Las Vegas casino magnate Sheldon G. Adelson has reportedly pledged $100 million, and possibly more, to help finance GOP candidate Donald Trump’s presidential campaign.
The news was reported in the Friday’s edition (May 13) of the New York Times.
The two men met last week to discuss the issue, according to two nameless Republican sources quoted by NYT who said they were not authorized to speak about the matter publicly.
Adelson, 82, and his wife Miriam met with Trump and his campaign manager, Corey Lewandowski at the St. Regis Hotel in midtown Manhattan, while the couple were in town for a gala dinner to benefit a Jewish organization.
During their chat, Trump reportedly told the Adelsons he is dedicated to protecting Israel’s security.
The billionaire has financed Republican causes over the years to the tune of hundreds of millions of dollars – but this year he plans to scale back contributions to Congressional campaigns to focus on helping Trump, according to the report.
There is, however, the thorny problem of logistics: there is a limit on how much money a single individual can give to political campaigns in the United States. In order to give really “big” money, one requires a “super PAC” — super political action committee.
On Thursday, one such group announced it would aim to raise $20 million for Trump. The Committee for American Sovereignty was formed by Doug Watts, a former aide to Ben Carson’s campaign. Watts now serves as the executive director of the group, which he said “will not accept special interest PAC contributions.”
However, up to this week Trump had not yet decided whether he will allow PACs to help finance his campaign. Last October he disavowed nine unauthorized groups and demanded they return all funds they had raised to support his campaign. It seems that now, however, he has come to the realization that for a general campaign there is no way he can gather the needed $1.5 billion through individual contributions alone. Several of the bigger powerhouse Republican superPACs are quietly gearing up to begin the job of rounding up their major givers — something that Democratic opponent Hillary Clinton had already gotten busy with months ago — and have hired top-flight fundraisers and campaign managers to crank up the party machine.

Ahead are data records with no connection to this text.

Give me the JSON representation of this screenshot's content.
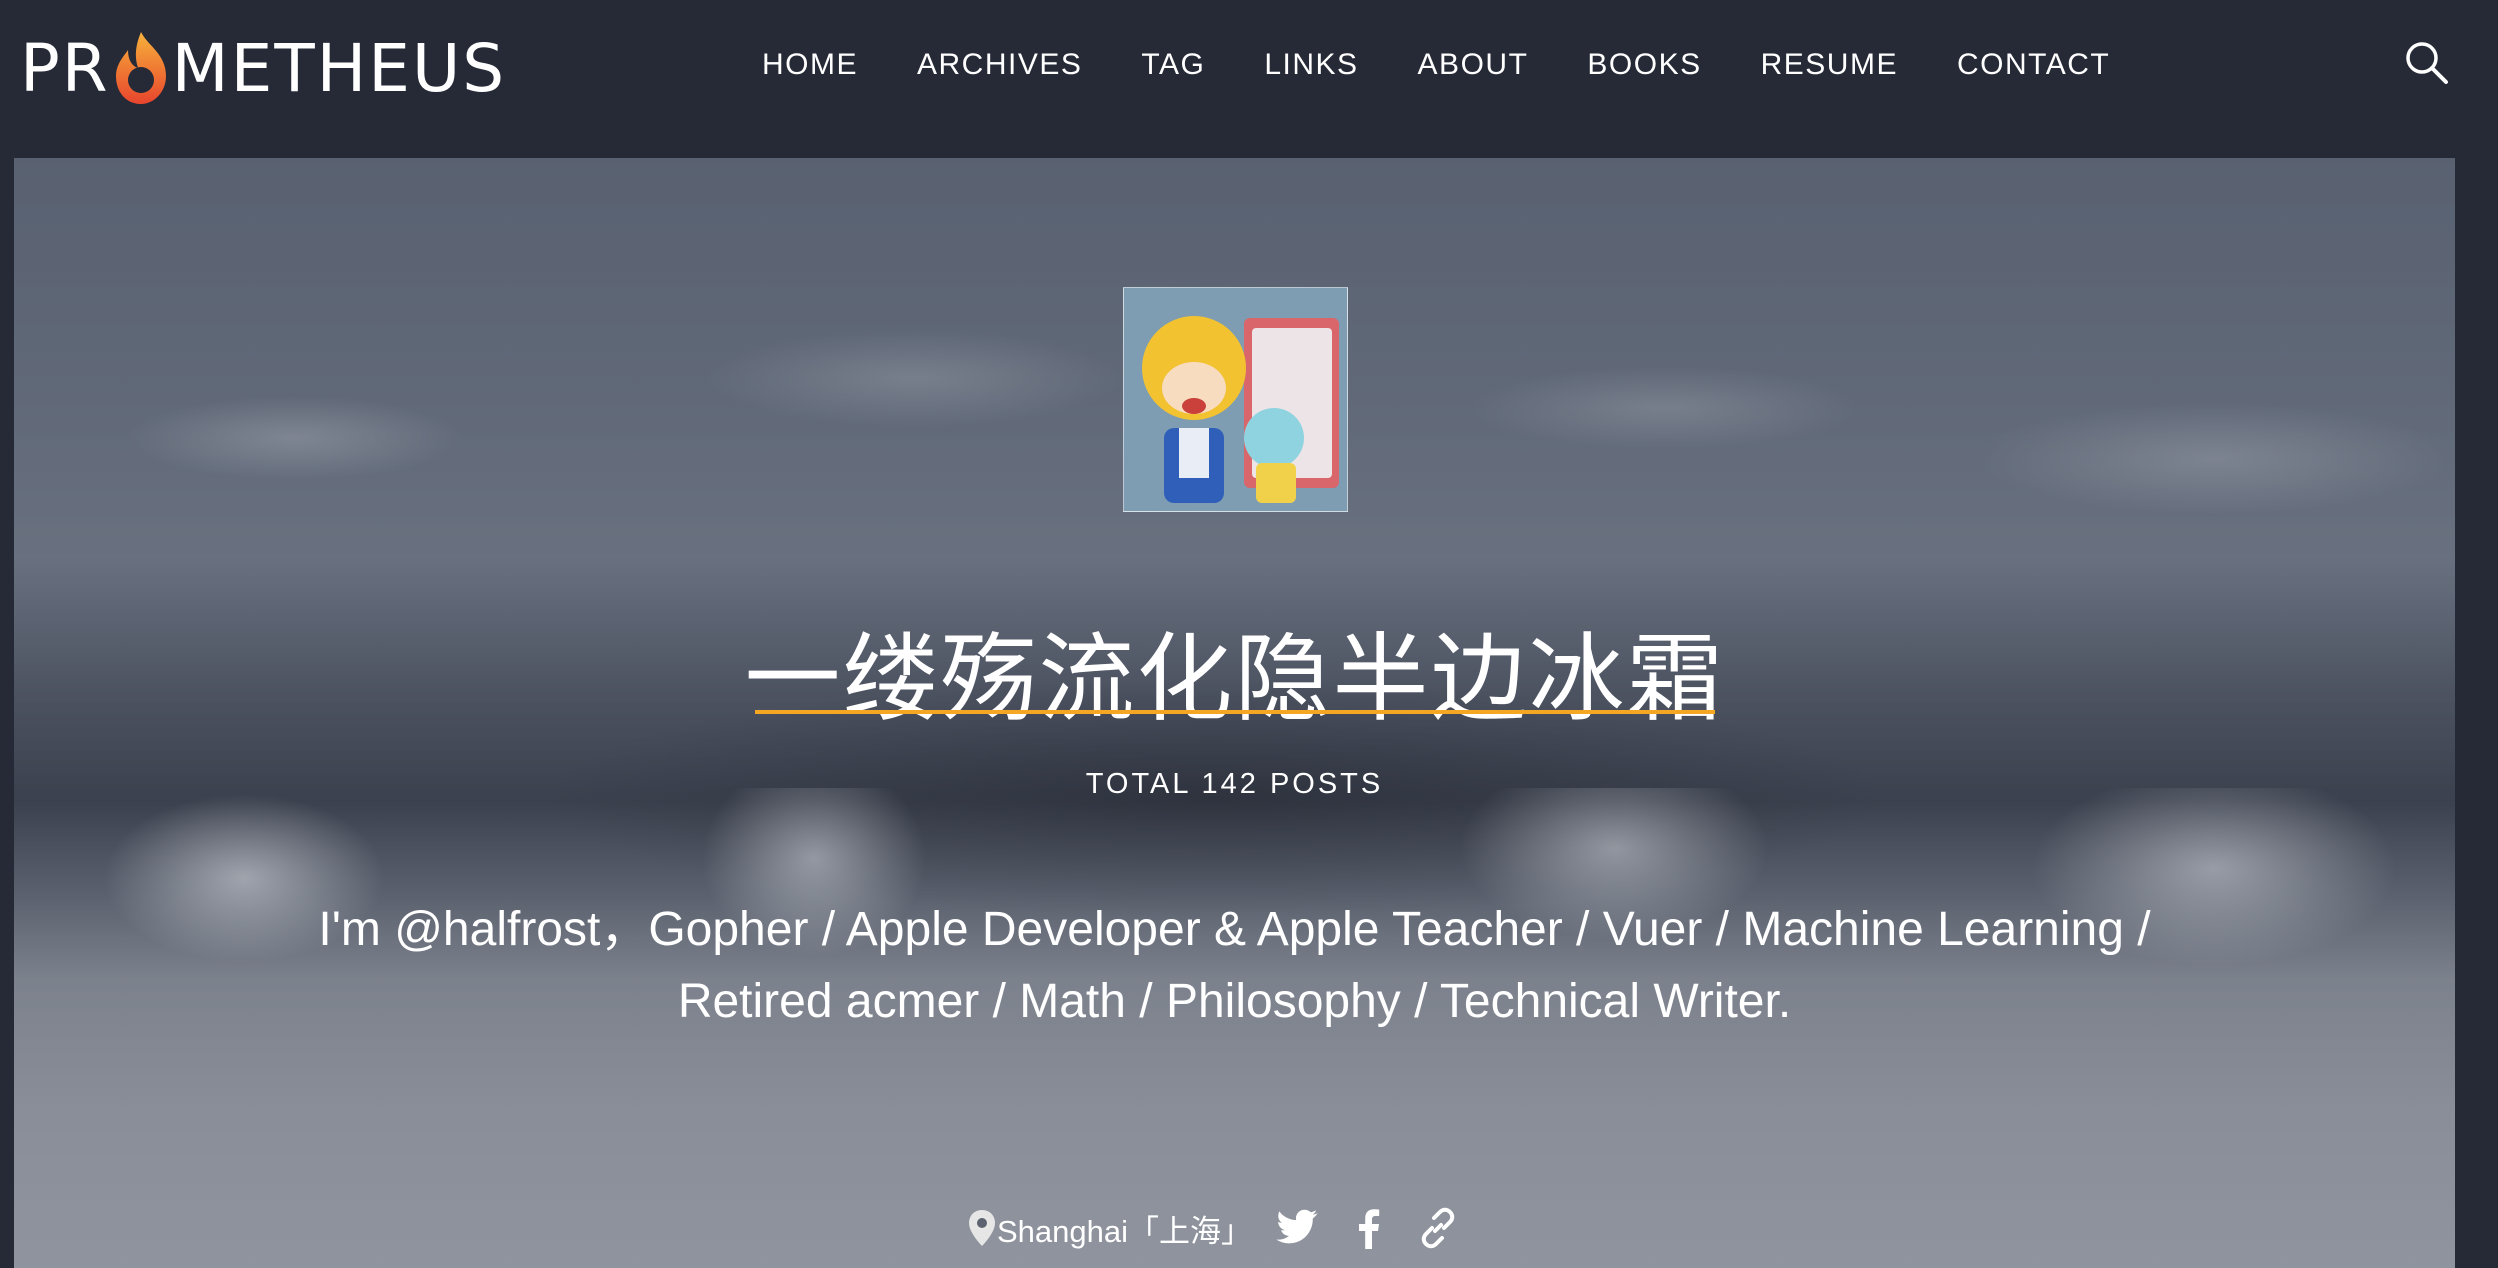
{
  "header": {
    "logo_text": "PROMETHEUS",
    "nav": [
      {
        "label": "HOME"
      },
      {
        "label": "ARCHIVES"
      },
      {
        "label": "TAG"
      },
      {
        "label": "LINKS"
      },
      {
        "label": "ABOUT"
      },
      {
        "label": "BOOKS"
      },
      {
        "label": "RESUME"
      },
      {
        "label": "CONTACT"
      }
    ],
    "search_icon": "search-icon"
  },
  "hero": {
    "title": "一缕殇流化隐半边冰霜",
    "post_count": "TOTAL 142 POSTS",
    "bio": "I'm @halfrost，Gopher / Apple Developer & Apple Teacher / Vuer / Machine Learning / Retired acmer / Math / Philosophy / Technical Writer.",
    "location": "Shanghai「上海」",
    "social_icons": [
      "twitter-icon",
      "facebook-icon",
      "link-icon"
    ],
    "accent_color": "#f5a623"
  },
  "colors": {
    "topbar": "#262a37",
    "text": "#ffffff"
  }
}
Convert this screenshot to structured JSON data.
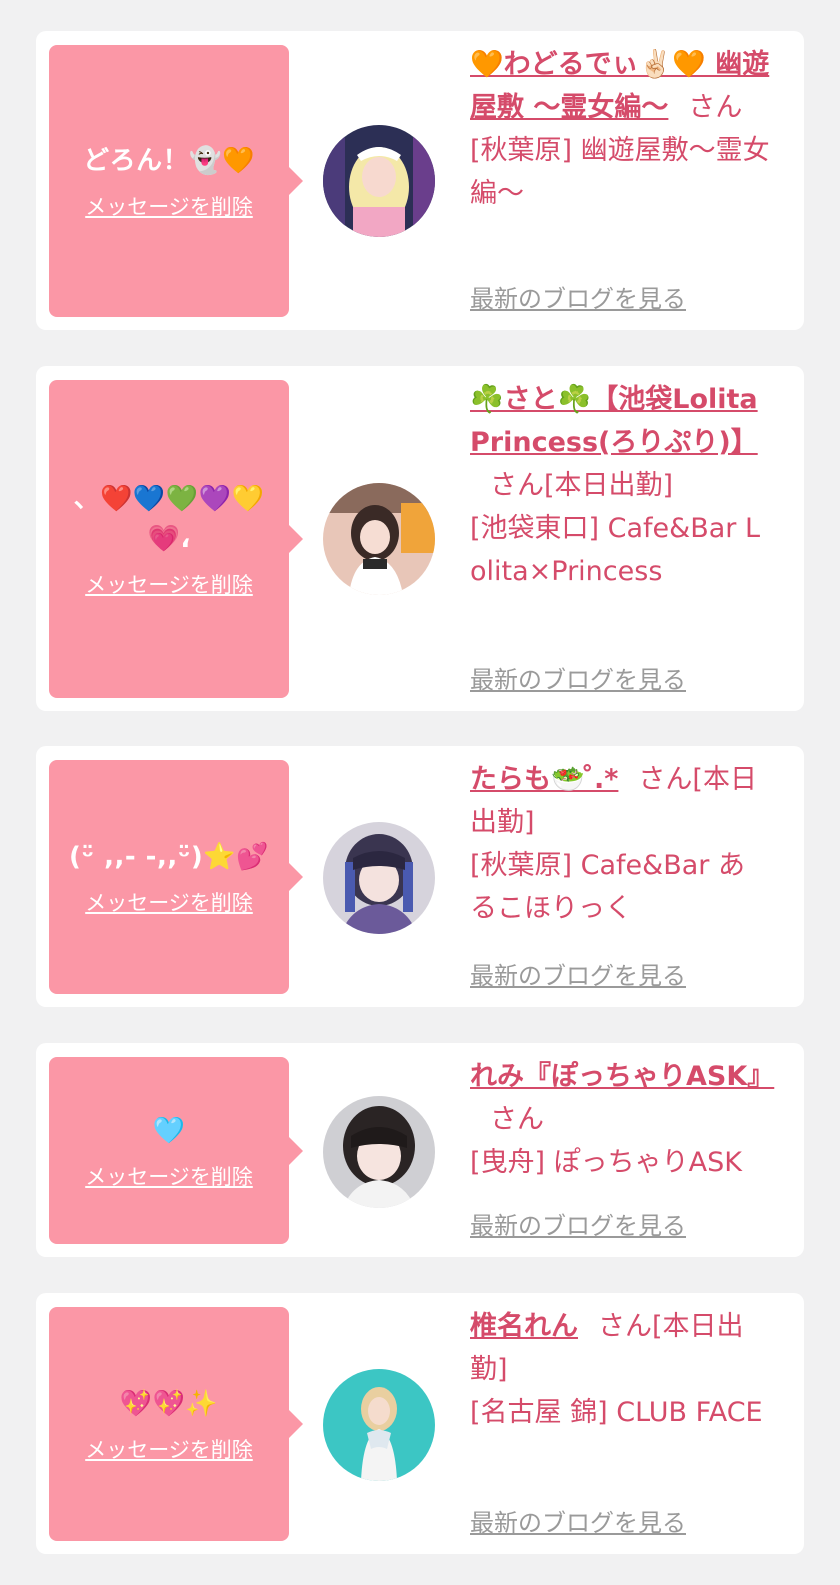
{
  "cards": [
    {
      "message": "どろん！👻🧡",
      "delete_label": "メッセージを削除",
      "name": "🧡わどるでぃ✌🏻🧡 幽遊屋敷 〜霊女編〜",
      "san": "さん",
      "shop": "[秋葉原] 幽遊屋敷〜霊女編〜",
      "blog_label": "最新のブログを見る"
    },
    {
      "message": "、❤️💙💚💜💛💗،",
      "delete_label": "メッセージを削除",
      "name": "☘️さと☘️【池袋LolitaPrincess(ろりぷり)】",
      "san": "さん[本日出勤]",
      "shop": "[池袋東口] Cafe&Bar Lolita×Princess",
      "blog_label": "最新のブログを見る"
    },
    {
      "message": "(ᵕ̈ ,,- -,,ᵕ̈)⭐💕",
      "delete_label": "メッセージを削除",
      "name": "たらも🥗 ̊.*",
      "san": "さん[本日出勤]",
      "shop": "[秋葉原] Cafe&Bar あるこほりっく",
      "blog_label": "最新のブログを見る"
    },
    {
      "message": "🩵",
      "delete_label": "メッセージを削除",
      "name": "れみ『ぽっちゃりASK』",
      "san": "さん",
      "shop": "[曳舟] ぽっちゃりASK",
      "blog_label": "最新のブログを見る"
    },
    {
      "message": "💖💖✨",
      "delete_label": "メッセージを削除",
      "name": "椎名れん",
      "san": "さん[本日出勤]",
      "shop": "[名古屋 錦] CLUB FACE",
      "blog_label": "最新のブログを見る"
    }
  ],
  "colors": {
    "page_bg": "#f1f1f2",
    "bubble": "#fb97a6",
    "text_pink": "#d54b6a",
    "link_gray": "#9a9a9a"
  }
}
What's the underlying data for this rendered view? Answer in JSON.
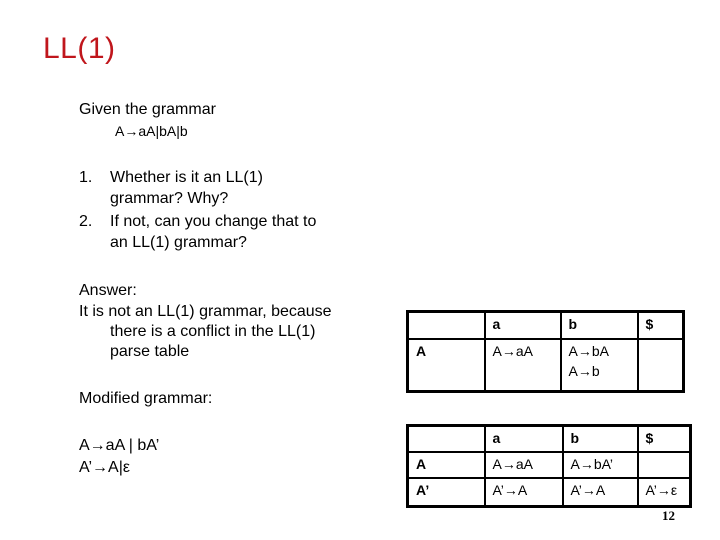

Meanwhile, Adelson explained his reasons for throwing his support behind his fellow business mogul in an op-ed he wrote that was published in Friday’s Washington Post: “He is a candidate with actual CEO experience, shaped and molded by the commitment and risk of his own money rather than the public’s.
“I am endorsing Trump’s bid for president and strongly encourage my fellow Republicans – especially our Republican elected officials, party loyalists and operatives, and those who provide important financial backing – to do the same,” Adelson wrote.